I think there are a lot of people who aren’t sure what the difference is between a diet and a lifestyle change. Eating healthier foods, eating less, counting calories, getting exercise- sounds like a diet doesn’t it?
Making a lifestyle change isn’t about the actions you take, it’s about your intentions and state of mind. The Diet mentality says “Follow this plan to lose weight. After you lose the weight, you can go back to your normal life. Don’t worry if it’s painful, it’s only temporary. You don’t have to like it, just stick with it until the weight comes off” The Lifestyle Change mentality says “I need to change my life for good. I need to find a way to eat and live that will work for me and won’t leave me feeling deprived and miserable but will also allow me to maintain a healthy body weight.”
I can’t tell you exactly what a Lifestyle Change looks like because by definition it must be different for each person. We all have our habits, good and bad. Chances are you already know what some of your bad habits are and what you should change far better than any stranger could ever tell you.
This is another thing that makes a lifestyle change different than a diet. It cannot be a plan given to you by someone else. It has to come from you. You can’t just follow something by rote, you have to educate yourself and understand why it’s important to make changes.
There are a lot of people who have lost weight and are maintaining their weight yet are still stuck in the diet mentality where everything is a difficult struggle. They are still feeling upset and deprived that they can’t eat the way they used to. They are still holding on to the idea that eating in a way that doesn’t cause weight gain has to be strict, inflexible, and generally unpleasant. They are addicted to the struggle.
I know I have made a true lifestyle change myself because I am happy and content with my new habits. I don’t miss my old life one teeny tiny little bit, and there’s nothing anyone could say to convince me I would be happier if I went back to eating huge plates of nachos and getting no more activity than walking from the couch to my car to my desk. Those things don’t make you happy. If you’re looking for happiness and contentment in food and television, it’s time to rethink your definition of happiness and contentment!
If I posted this on a diet forum, without a doubt, I would be attacked. There are quite a few people who take offense to the idea that one can keep weight off without it being difficult and miserable. I understand this illusion. It seems too good to be true to imagine that you can change your mind. But only you can change your mind and the only way you can do it is if you acknowledge that you are in control of your own actions and reactions. So many of us are all too willing to give up our power. When I hear someone say “But I CAN’T have just one cookie.” it sounds absolutely ludicrous and a bit insane. Do you mean to tell me the cookies force themselves into your mouth, one after the other, without your consent? If you believe this, it’s no wonder you find weight maintenance miserable.

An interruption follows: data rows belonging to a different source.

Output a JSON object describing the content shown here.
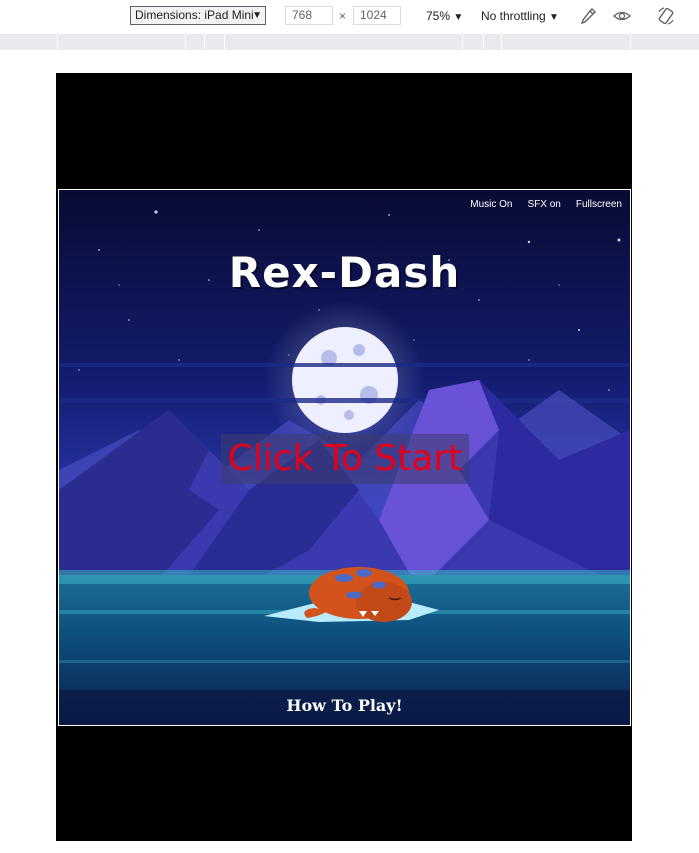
{
  "devtools": {
    "device_label": "Dimensions: iPad Mini",
    "width_value": "768",
    "height_value": "1024",
    "times_symbol": "×",
    "zoom": "75%",
    "throttling": "No throttling"
  },
  "game": {
    "music_toggle": "Music On",
    "sfx_toggle": "SFX on",
    "fullscreen": "Fullscreen",
    "title": "Rex-Dash",
    "start_label": "Click To Start",
    "how_to_play": "How To Play!"
  },
  "colors": {
    "sky_top": "#0b0f3a",
    "sky_mid": "#2433a8",
    "mountain": "#3a3cb8",
    "water": "#0e5a86",
    "start_text": "#e5001a",
    "dino": "#d4531c"
  }
}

The truth is, cookies don’t make you eat them. You choose. If you cannot choose, you probably need a psychiatrist or maybe Over-eaters Anonymous, not an overly restrictive diet. You can choose only when you choose to choose. When we give away our power to food (or any other inanimate object/substance), we lose an incredibly amazing thing about ourselves: our ability to make informed, rational decisions even if they are different than what we’re used to. Whether you think you can or you can’t, you are right.

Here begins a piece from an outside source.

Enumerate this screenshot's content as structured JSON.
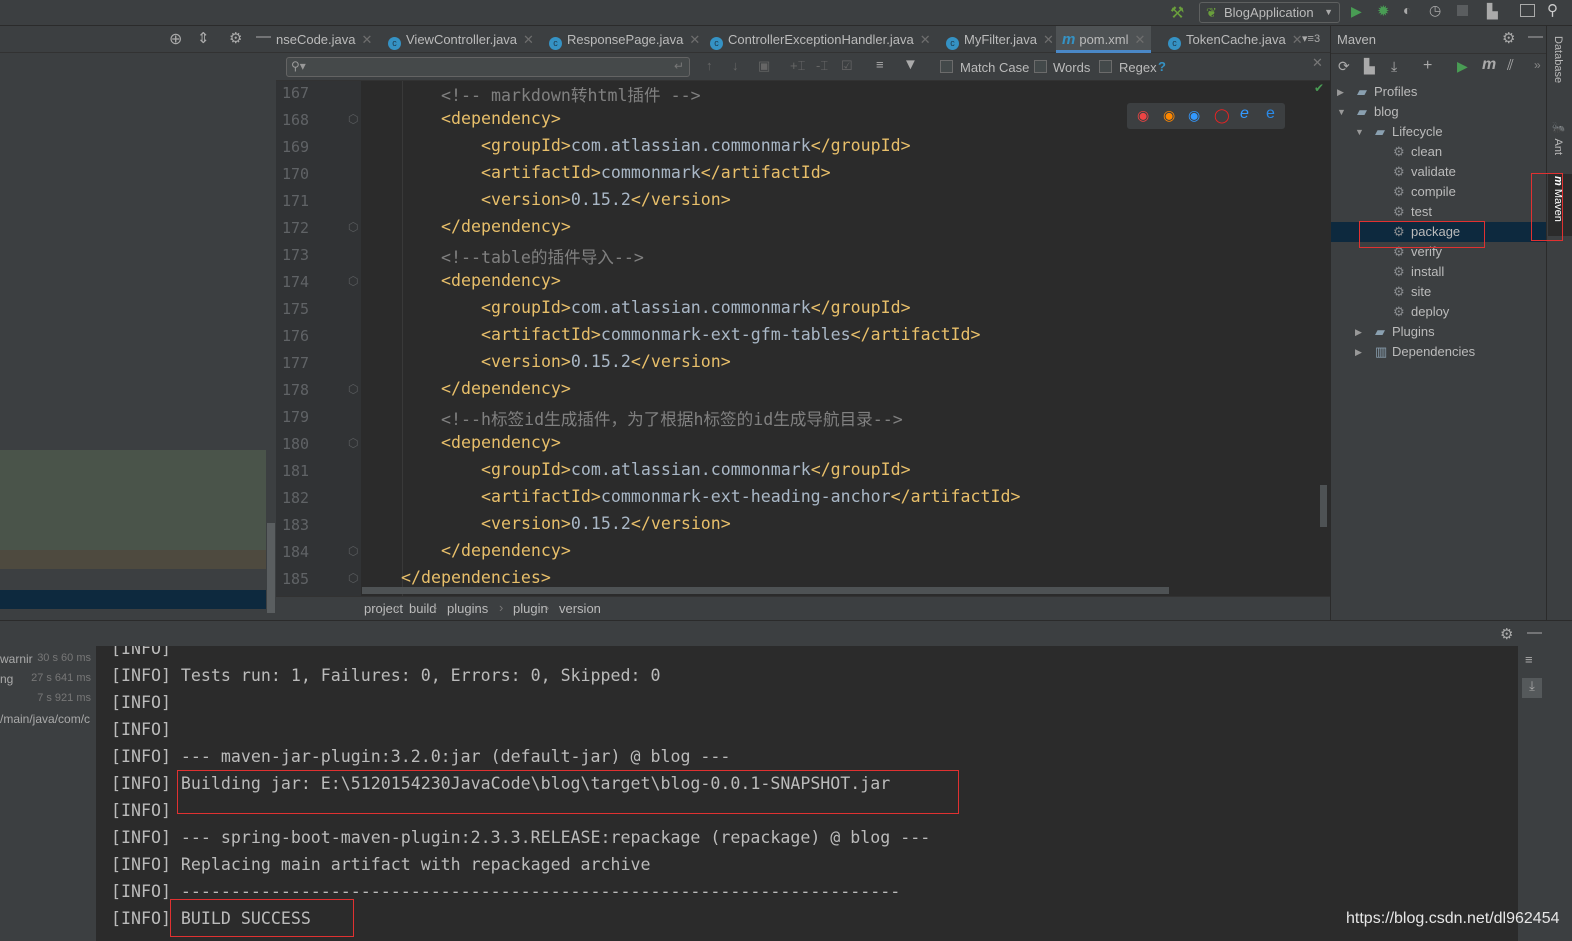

Making a lifestyle change isn’t simply about losing weight but dieting is only about losing weight. When you change your lifestyle, generally the primary concern is health and well-being, coming from a place of respect and love for yourself. Weight loss is a pleasant side effect but it isn’t the end-all be-all of everything. There has to be a better reason than simply wanting to lose weight. Wanting to lose weight is pretty much universal in the US, but it’s a false goal with a false promise of reward. We equate thinness with success and happiness, but being thin will not make you happy or successful. If you expect it to, you’re in for a rude surprise. This is something else I notice among some people who have lost the weight and are keeping it off by being strict and stressed about it: they are miserable. They’re thinner, but they are terrified of gaining the weight back and they freak out at every fluctuation on the scale. Often times they feel even worse about their bodies than they did before the weight loss. Living life in fear and misery is no way to live.
Some people are going to read this and agree wholeheartedly. Others won’t get it. They will insist that they must be super strict and vigilant or all hell will break loose. They will insist that all or nothing is the only way. They are stuck in the Diet mentality. It isn’t easy to escape because it is what our world presents to us.

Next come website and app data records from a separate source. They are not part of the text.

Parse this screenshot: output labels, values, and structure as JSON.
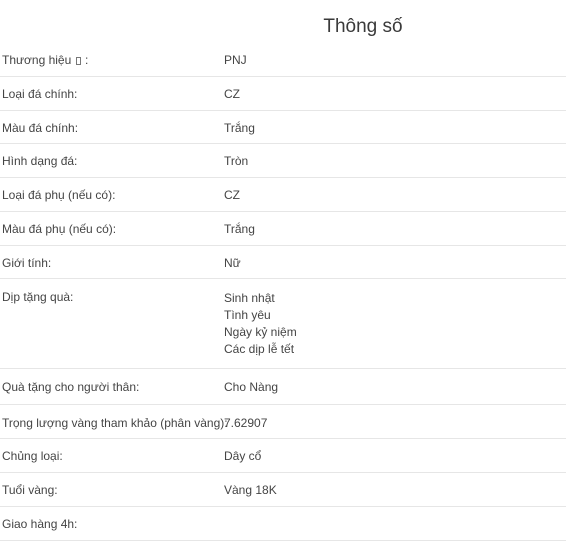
{
  "title": "Thông số",
  "rows": [
    {
      "label": "Thương hiệu",
      "label_suffix": " :",
      "value": "PNJ"
    },
    {
      "label": "Loại đá chính:",
      "value": "CZ"
    },
    {
      "label": "Màu đá chính:",
      "value": "Trắng"
    },
    {
      "label": "Hình dạng đá:",
      "value": "Tròn"
    },
    {
      "label": "Loại đá phụ (nếu có):",
      "value": "CZ"
    },
    {
      "label": "Màu đá phụ (nếu có):",
      "value": "Trắng"
    },
    {
      "label": "Giới tính:",
      "value": "Nữ"
    },
    {
      "label": "Dịp tặng quà:",
      "values": [
        "Sinh nhật",
        "Tình yêu",
        "Ngày kỷ niệm",
        "Các dịp lễ tết"
      ]
    },
    {
      "label": "Quà tặng cho người thân:",
      "value": "Cho Nàng"
    },
    {
      "label": "Trọng lượng vàng tham khảo (phân vàng):",
      "value": "7.62907"
    },
    {
      "label": "Chủng loại:",
      "value": "Dây cổ"
    },
    {
      "label": "Tuổi vàng:",
      "value": "Vàng 18K"
    },
    {
      "label": "Giao hàng 4h:",
      "value": ""
    }
  ]
}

But I am positive that for all of us, there is another way if you open your mind to it.